Task description: Give every entry again, exactly.

Data for review:
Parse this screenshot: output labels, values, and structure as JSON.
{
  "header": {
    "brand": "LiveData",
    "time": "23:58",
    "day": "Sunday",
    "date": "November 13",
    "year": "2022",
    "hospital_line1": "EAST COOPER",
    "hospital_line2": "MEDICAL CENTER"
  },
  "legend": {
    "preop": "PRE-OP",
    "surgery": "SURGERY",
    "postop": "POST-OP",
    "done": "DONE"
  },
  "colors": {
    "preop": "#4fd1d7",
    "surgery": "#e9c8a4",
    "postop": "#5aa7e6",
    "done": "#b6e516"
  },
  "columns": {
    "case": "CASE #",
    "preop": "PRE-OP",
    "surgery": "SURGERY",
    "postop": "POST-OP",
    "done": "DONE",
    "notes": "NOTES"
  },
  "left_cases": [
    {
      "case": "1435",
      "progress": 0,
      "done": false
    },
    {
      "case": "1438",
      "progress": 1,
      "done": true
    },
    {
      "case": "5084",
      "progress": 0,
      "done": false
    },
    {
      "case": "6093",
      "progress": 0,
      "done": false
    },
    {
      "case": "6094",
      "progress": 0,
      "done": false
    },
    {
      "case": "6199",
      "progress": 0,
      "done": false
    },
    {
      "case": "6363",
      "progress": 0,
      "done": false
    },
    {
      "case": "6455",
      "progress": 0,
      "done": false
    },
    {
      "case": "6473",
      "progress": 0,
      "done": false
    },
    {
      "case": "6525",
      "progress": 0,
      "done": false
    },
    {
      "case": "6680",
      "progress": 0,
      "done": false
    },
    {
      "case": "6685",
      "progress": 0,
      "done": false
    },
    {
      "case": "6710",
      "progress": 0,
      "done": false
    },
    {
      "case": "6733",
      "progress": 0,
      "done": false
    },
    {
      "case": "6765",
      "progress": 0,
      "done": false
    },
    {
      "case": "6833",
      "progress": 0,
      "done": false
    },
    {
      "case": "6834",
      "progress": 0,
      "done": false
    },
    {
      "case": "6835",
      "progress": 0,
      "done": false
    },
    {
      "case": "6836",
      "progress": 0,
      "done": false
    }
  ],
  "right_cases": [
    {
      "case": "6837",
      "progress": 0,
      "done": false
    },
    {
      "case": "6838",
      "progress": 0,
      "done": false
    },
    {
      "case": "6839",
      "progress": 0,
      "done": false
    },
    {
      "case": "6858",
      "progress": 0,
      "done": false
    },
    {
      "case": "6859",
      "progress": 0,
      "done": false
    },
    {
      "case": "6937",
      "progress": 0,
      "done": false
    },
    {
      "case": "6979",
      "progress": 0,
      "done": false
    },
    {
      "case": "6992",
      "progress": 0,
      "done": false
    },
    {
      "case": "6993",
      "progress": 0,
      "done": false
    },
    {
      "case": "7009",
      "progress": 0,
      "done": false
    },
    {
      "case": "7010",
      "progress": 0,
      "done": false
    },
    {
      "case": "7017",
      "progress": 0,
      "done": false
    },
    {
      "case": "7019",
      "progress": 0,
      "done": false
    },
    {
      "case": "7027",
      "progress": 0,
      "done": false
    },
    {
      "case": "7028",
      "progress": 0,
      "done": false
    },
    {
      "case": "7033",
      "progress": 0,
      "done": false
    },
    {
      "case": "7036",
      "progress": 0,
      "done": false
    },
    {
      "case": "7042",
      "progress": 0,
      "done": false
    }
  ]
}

Output for this exercise:
Parse this screenshot: output labels, values, and structure as JSON.
{
  "header": {
    "brand": "LiveData",
    "time": "23:58",
    "day": "Sunday",
    "date": "November 13",
    "year": "2022",
    "hospital_line1": "EAST COOPER",
    "hospital_line2": "MEDICAL CENTER"
  },
  "legend": {
    "preop": "PRE-OP",
    "surgery": "SURGERY",
    "postop": "POST-OP",
    "done": "DONE"
  },
  "colors": {
    "preop": "#4fd1d7",
    "surgery": "#e9c8a4",
    "postop": "#5aa7e6",
    "done": "#b6e516"
  },
  "columns": {
    "case": "CASE #",
    "preop": "PRE-OP",
    "surgery": "SURGERY",
    "postop": "POST-OP",
    "done": "DONE",
    "notes": "NOTES"
  },
  "left_cases": [
    {
      "case": "1435",
      "progress": 0,
      "done": false
    },
    {
      "case": "1438",
      "progress": 1,
      "done": true
    },
    {
      "case": "5084",
      "progress": 0,
      "done": false
    },
    {
      "case": "6093",
      "progress": 0,
      "done": false
    },
    {
      "case": "6094",
      "progress": 0,
      "done": false
    },
    {
      "case": "6199",
      "progress": 0,
      "done": false
    },
    {
      "case": "6363",
      "progress": 0,
      "done": false
    },
    {
      "case": "6455",
      "progress": 0,
      "done": false
    },
    {
      "case": "6473",
      "progress": 0,
      "done": false
    },
    {
      "case": "6525",
      "progress": 0,
      "done": false
    },
    {
      "case": "6680",
      "progress": 0,
      "done": false
    },
    {
      "case": "6685",
      "progress": 0,
      "done": false
    },
    {
      "case": "6710",
      "progress": 0,
      "done": false
    },
    {
      "case": "6733",
      "progress": 0,
      "done": false
    },
    {
      "case": "6765",
      "progress": 0,
      "done": false
    },
    {
      "case": "6833",
      "progress": 0,
      "done": false
    },
    {
      "case": "6834",
      "progress": 0,
      "done": false
    },
    {
      "case": "6835",
      "progress": 0,
      "done": false
    },
    {
      "case": "6836",
      "progress": 0,
      "done": false
    }
  ],
  "right_cases": [
    {
      "case": "6837",
      "progress": 0,
      "done": false
    },
    {
      "case": "6838",
      "progress": 0,
      "done": false
    },
    {
      "case": "6839",
      "progress": 0,
      "done": false
    },
    {
      "case": "6858",
      "progress": 0,
      "done": false
    },
    {
      "case": "6859",
      "progress": 0,
      "done": false
    },
    {
      "case": "6937",
      "progress": 0,
      "done": false
    },
    {
      "case": "6979",
      "progress": 0,
      "done": false
    },
    {
      "case": "6992",
      "progress": 0,
      "done": false
    },
    {
      "case": "6993",
      "progress": 0,
      "done": false
    },
    {
      "case": "7009",
      "progress": 0,
      "done": false
    },
    {
      "case": "7010",
      "progress": 0,
      "done": false
    },
    {
      "case": "7017",
      "progress": 0,
      "done": false
    },
    {
      "case": "7019",
      "progress": 0,
      "done": false
    },
    {
      "case": "7027",
      "progress": 0,
      "done": false
    },
    {
      "case": "7028",
      "progress": 0,
      "done": false
    },
    {
      "case": "7033",
      "progress": 0,
      "done": false
    },
    {
      "case": "7036",
      "progress": 0,
      "done": false
    },
    {
      "case": "7042",
      "progress": 0,
      "done": false
    }
  ]
}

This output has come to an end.